The final thing I take issue with in this article, is the statement, “Fourth, we do well to recognize that biblical standards are not always our standards, and nor should they be.”  This statement is especially troubling.  If Biblical standards are not our standards, what are our standards?  Societal consensus?  If that is the case, who is to say that child pornography, rape, or any other thing that we still currently deem (societally) is evil?  What if the natural evolution of things goes to that point where sex with your mother is totally acceptable, since she nursed you, and there’s already an intimate fleshly connection with her?  Or pedophilia is acceptable?  Or perish the thought, beastiality?  Waiting for Society to determine its own standards for right and wrong is suicide.  Among other things, it was the demise of the Romans and Greeks.  The Bible’s standards are universal in the sense that they apply cross-culturally and across time; we just need to understand what they are and why.

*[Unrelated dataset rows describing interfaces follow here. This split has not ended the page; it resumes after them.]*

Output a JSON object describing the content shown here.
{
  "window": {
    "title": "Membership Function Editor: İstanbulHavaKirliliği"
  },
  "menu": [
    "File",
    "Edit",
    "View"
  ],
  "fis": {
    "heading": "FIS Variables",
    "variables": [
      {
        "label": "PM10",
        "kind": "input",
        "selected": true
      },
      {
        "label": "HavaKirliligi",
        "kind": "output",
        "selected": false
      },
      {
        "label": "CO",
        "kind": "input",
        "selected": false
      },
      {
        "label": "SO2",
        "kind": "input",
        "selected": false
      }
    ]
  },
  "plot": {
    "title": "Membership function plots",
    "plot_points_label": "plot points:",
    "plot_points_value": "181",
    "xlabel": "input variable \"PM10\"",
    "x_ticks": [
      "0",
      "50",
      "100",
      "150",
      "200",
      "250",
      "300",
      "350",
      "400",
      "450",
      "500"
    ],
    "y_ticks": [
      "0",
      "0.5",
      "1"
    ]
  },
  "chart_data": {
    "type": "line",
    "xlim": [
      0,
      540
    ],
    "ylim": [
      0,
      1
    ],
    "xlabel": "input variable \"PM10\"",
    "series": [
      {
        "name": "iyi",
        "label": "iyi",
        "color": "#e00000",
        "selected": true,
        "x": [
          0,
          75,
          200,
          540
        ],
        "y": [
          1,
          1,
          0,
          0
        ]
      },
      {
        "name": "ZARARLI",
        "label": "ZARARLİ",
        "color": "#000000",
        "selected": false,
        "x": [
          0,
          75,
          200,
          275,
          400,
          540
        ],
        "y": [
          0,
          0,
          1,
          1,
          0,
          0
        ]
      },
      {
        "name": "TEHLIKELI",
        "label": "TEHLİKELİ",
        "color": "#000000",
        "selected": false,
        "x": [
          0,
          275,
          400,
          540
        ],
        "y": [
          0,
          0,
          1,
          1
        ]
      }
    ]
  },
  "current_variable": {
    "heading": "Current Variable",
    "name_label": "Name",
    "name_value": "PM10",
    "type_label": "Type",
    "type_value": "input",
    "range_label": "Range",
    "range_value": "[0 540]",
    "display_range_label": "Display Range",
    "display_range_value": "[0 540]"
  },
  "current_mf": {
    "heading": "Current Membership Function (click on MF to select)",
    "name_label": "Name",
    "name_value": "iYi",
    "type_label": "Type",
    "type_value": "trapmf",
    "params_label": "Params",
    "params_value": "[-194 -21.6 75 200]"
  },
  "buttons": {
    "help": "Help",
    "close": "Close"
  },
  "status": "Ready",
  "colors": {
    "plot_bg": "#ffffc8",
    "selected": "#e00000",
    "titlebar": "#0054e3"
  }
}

If you’ve read this far… and hopefully you have!   I HAD to write this.  Not because of any one person, or need to vent my seething vitriol, but because I NEED to understand how Christians counter the very loud, vocal pleas of the American Human Rights agenda.  If you are reading this and are gay, I beg of you not to be personally offended by my convictions or statements.  I realize people make their own choices, and have a God-given right to that.  I am one of those who is actually a Christian minister trying to be relevant, real, authentic, and Biblical all at the same time.  But I’m sick of – hate it frankly – people making Christianity the punching bag because of some people who wield it like a flailing stick in ignorance, or enthusiastic venom to defend truth.  I believe Christianity was meant to save lives, to give it meaning and real fulfillment; not to propel an agenda.  I believe Christ died to give people who live hopelessly empty lives a chance for fulfillment.  I believe that’s how God intended man and woman to live; in holiness, and in true love and compassion to those around them; not to divide, destroy, hate, and bully-whip people who live contrary to the way the Bible says to live.

Christ died so that at the right time – the plank, the chair, the injection table, or whatever capital means of punishment you can imagine – so that we didn’t have to die that death.  He did is FOR us.  That love, that selflessness demands my soul, my life, my all.  And it demands I find a way to make the gospel real and relatable to those who least want to hear it.